I was thinking about this issue a few days ago and I recalled two things that occurred in my life in 1972 (when dinosaurs roamed the earth) that had to do with my so-called rights.
In 1972 I was 19 (I turned 20 in September). I was a voting-age citizen of the United States and the bearer of all rights therein. In the Spring of that year I received a letter that began with the word, "Greetings!" It was my draft notice. I learned very quickly that my right to do what I wanted had been suspended. I did not have the right to refuse that summons to serve in the military (as it turned out, I joined the Navy and served four years). Yes, the summons to compulsory military service came with the privilege of being a citizen, but my rights to individual freedom had to be suspended for that to happen.
The second thing that happened that year is that I got engaged. Emily and I made a verbal commitment to each other and it was affirmed by our community and families. We had the "right" to just move in together (which we did not), but getting married turned out to be different. In 1972, three things had to happen for us in order to get married: (1) We had to get blood tests. Presumably we would have been refused a marriage license if something suspect was shown in the test results; (2) I had to get my parent's written permission. In 1972, a woman could marry at 18, but a man had to be 21 (probably a wise recognition of the disparity between maturity levels). I could get married at 20, but my parents had to give me a letter (which they did); (3) A recognized official (clergy, officer of the court, etc.) had to preside over a marriage ceremony, religious or otherwise.
For us, marriage was not really a right--it was a request we made to the state of California that could be denied under certain circumstances. People, for example, who are already married cannot get married to another person--the permission will not be granted.
In 1972, two people of the same sex could not receive permission to marry. But since that time, other restrictions to the permission process have been lifted: Blood tests are no longer required; people may marry at age 18 (both male and female). Some sort of ceremony by an authorized person is still required, however. It is still a granting of permission and the conferring of legal recognition.
When people get married, I don't think they are exercising a right. It is the receiving of recognition by the larger community (in our case, the state of California) that this relationship qualifies for the protections offered by the legalities of marriage, including ownership of property, rights to income, inheritance, structures for offspring, etc. In an important way, marriage has always been an institution that protects the couple, but also serves the community.
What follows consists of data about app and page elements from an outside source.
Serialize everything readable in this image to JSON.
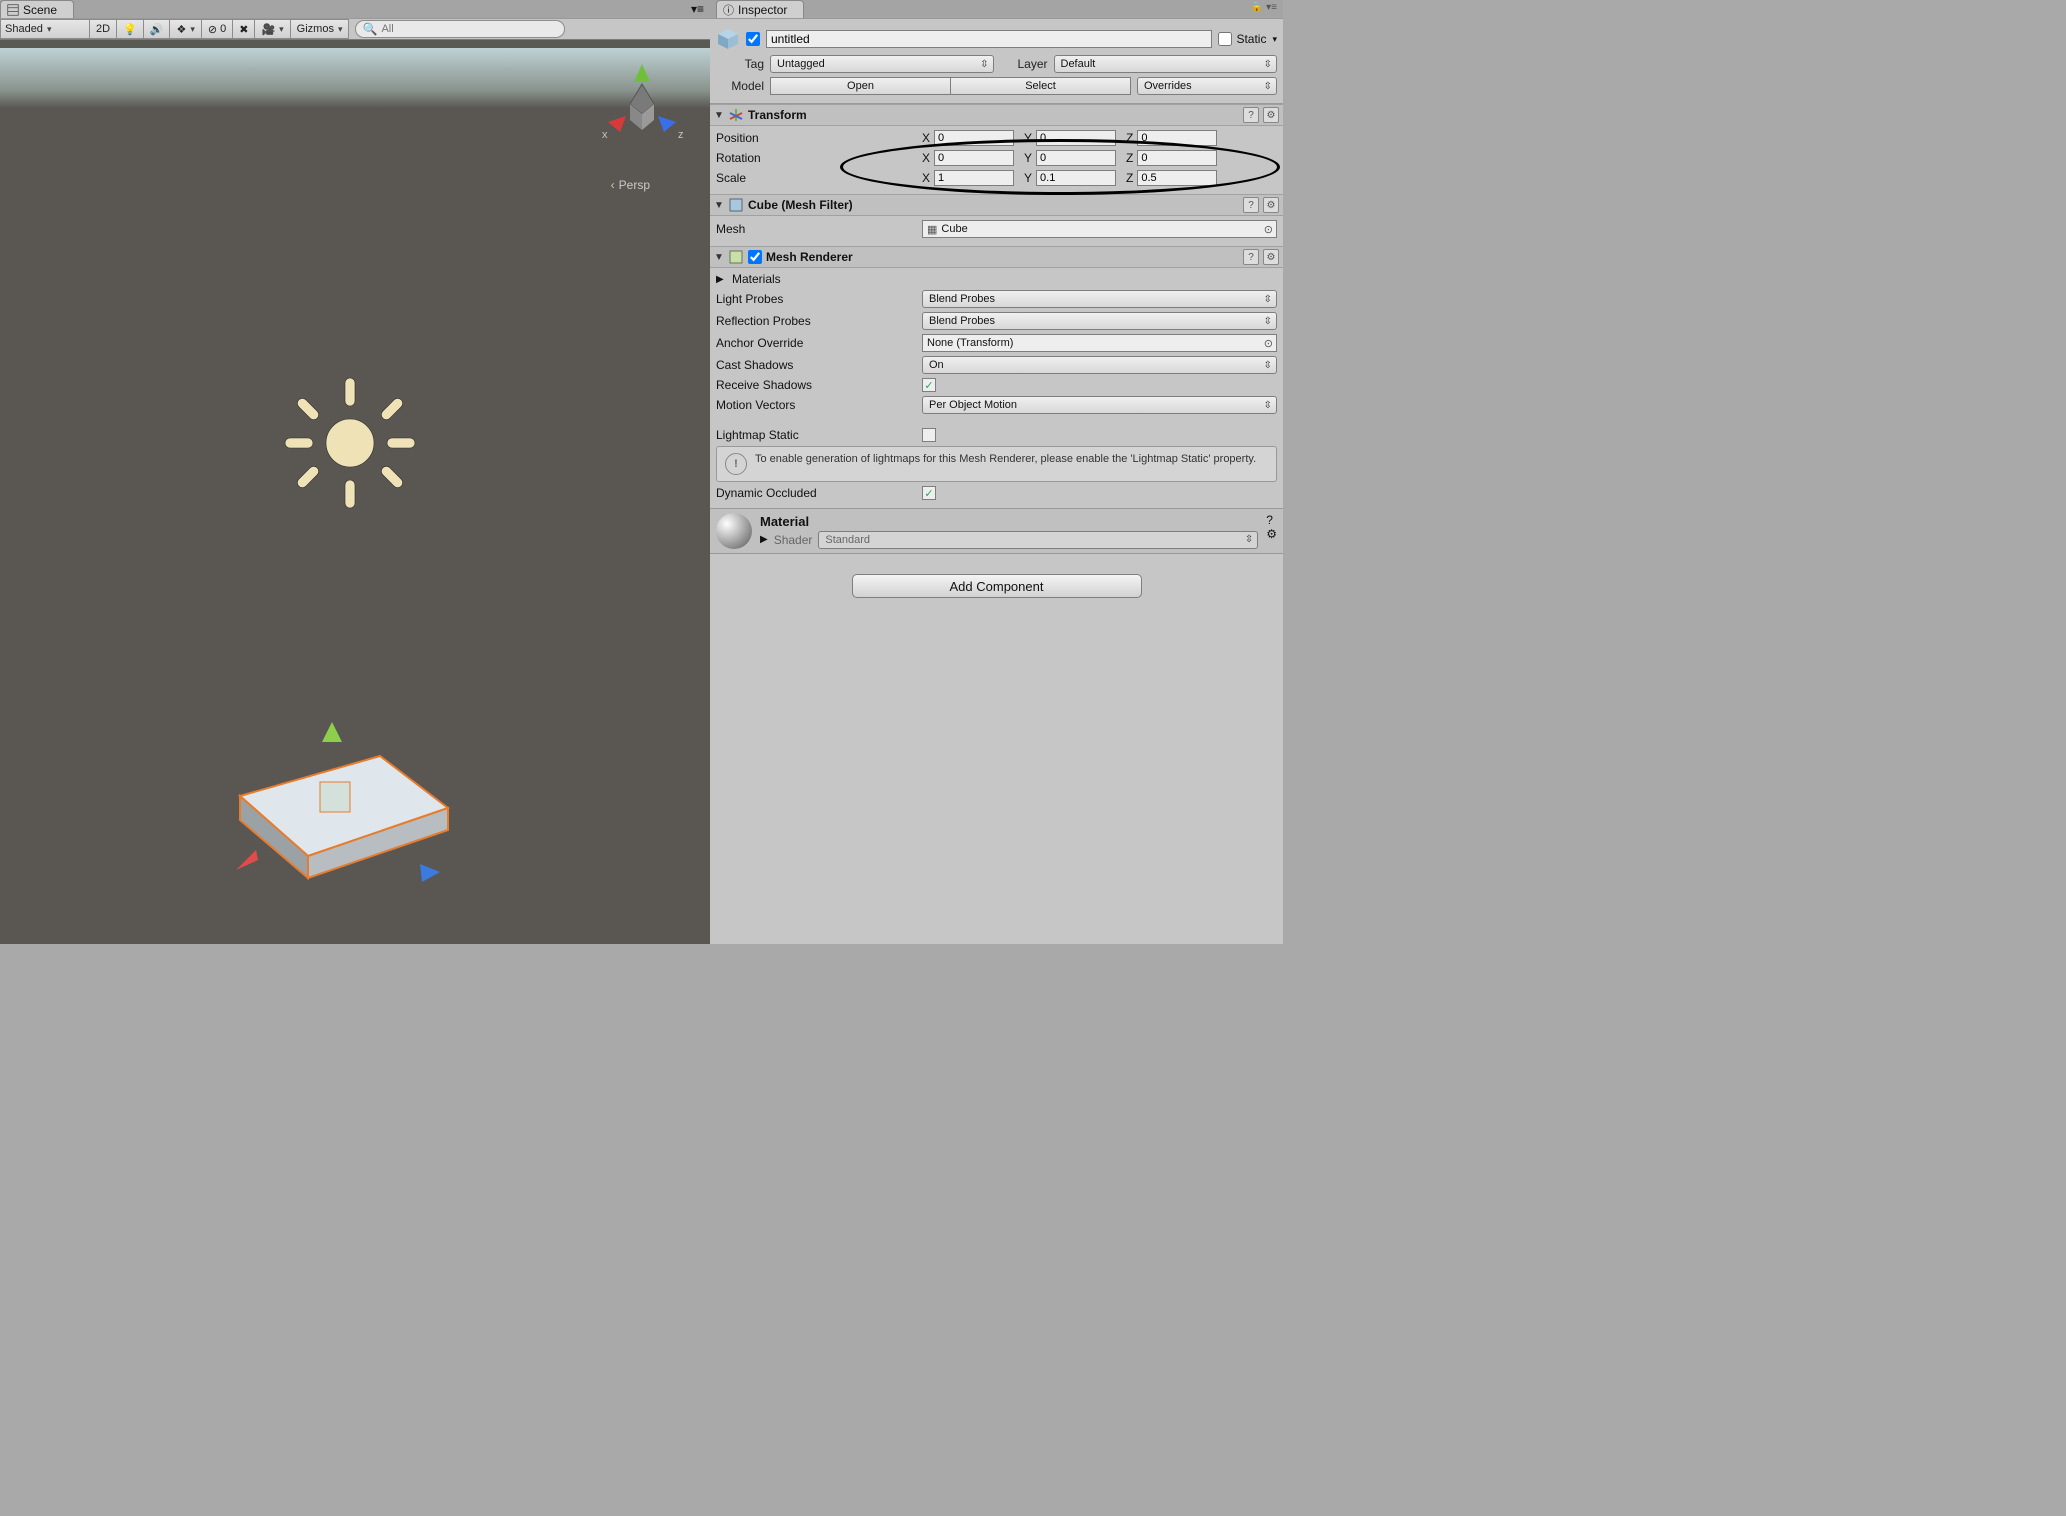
{
  "scene": {
    "tab_label": "Scene",
    "toolbar": {
      "shading": "Shaded",
      "btn_2d": "2D",
      "eye_count": "0",
      "gizmos_label": "Gizmos",
      "search_placeholder": "All"
    },
    "camera_label": "Persp"
  },
  "inspector": {
    "tab_label": "Inspector",
    "header": {
      "name": "untitled",
      "enabled_checked": true,
      "static_label": "Static",
      "tag_label": "Tag",
      "tag_value": "Untagged",
      "layer_label": "Layer",
      "layer_value": "Default",
      "model_label": "Model",
      "btn_open": "Open",
      "btn_select": "Select",
      "btn_overrides": "Overrides"
    },
    "transform": {
      "title": "Transform",
      "position_label": "Position",
      "rotation_label": "Rotation",
      "scale_label": "Scale",
      "position": {
        "x": "0",
        "y": "0",
        "z": "0"
      },
      "rotation": {
        "x": "0",
        "y": "0",
        "z": "0"
      },
      "scale": {
        "x": "1",
        "y": "0.1",
        "z": "0.5"
      }
    },
    "mesh_filter": {
      "title": "Cube (Mesh Filter)",
      "mesh_label": "Mesh",
      "mesh_value": "Cube"
    },
    "mesh_renderer": {
      "title": "Mesh Renderer",
      "materials_label": "Materials",
      "light_probes": {
        "label": "Light Probes",
        "value": "Blend Probes"
      },
      "reflection_probes": {
        "label": "Reflection Probes",
        "value": "Blend Probes"
      },
      "anchor_override": {
        "label": "Anchor Override",
        "value": "None (Transform)"
      },
      "cast_shadows": {
        "label": "Cast Shadows",
        "value": "On"
      },
      "receive_shadows": {
        "label": "Receive Shadows",
        "checked": true
      },
      "motion_vectors": {
        "label": "Motion Vectors",
        "value": "Per Object Motion"
      },
      "lightmap_static": {
        "label": "Lightmap Static",
        "checked": false
      },
      "info": "To enable generation of lightmaps for this Mesh Renderer, please enable the 'Lightmap Static' property.",
      "dynamic_occluded": {
        "label": "Dynamic Occluded",
        "checked": true
      }
    },
    "material": {
      "title": "Material",
      "shader_label": "Shader",
      "shader_value": "Standard"
    },
    "add_component": "Add Component"
  }
}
I think the argument about rights in same-sex marriage is misplaced. Perhaps the proponents should talk about how (1) they believe same-sex as a limiter should be simply removed from the list, just as blood tests and parental permission have been; (2) they believe that same-sex marriage, in a recognition by the state, serves the larger community.
Christians should look at the issue a little differently, I believe. For us, marriage is also not about rights. Marriage is about a covenant relationship that is characterized by faithfulness--to God, to each other, and to our community. Marriage is not simply a contract that is characterized by rights. We also believe that marriage is a spiritual and theological reality--it is a reflection of the image of God (we get this from Genesis chapters 1-2 in the Bible). More on this topic later.
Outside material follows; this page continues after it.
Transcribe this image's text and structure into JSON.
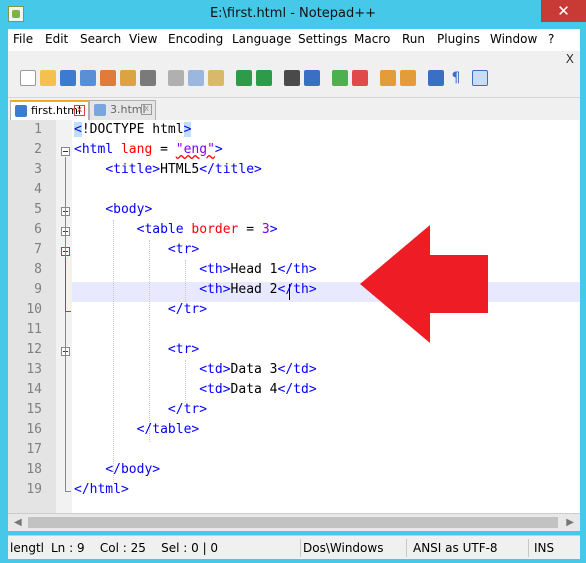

If marriage is only about rights, then there can be a lot of movement to remove more and more limiters from those rights: Change the legal age of adulthood from 18 to 10. That would allow a 40-year-old man to marry an 11-year-old girl--it would be his right to do so. Change the requirement that marriage be monogamous--people could have the right to marry as many people as desired. If marriage is only about rights, then that right should be exercised as anyone sees fit. If not, then there must be discrimination afoot.
The argument regarding the rights of marriage is painful because it is misplaced. If there is an argument, at least from the legal side, then it needs to framed differently.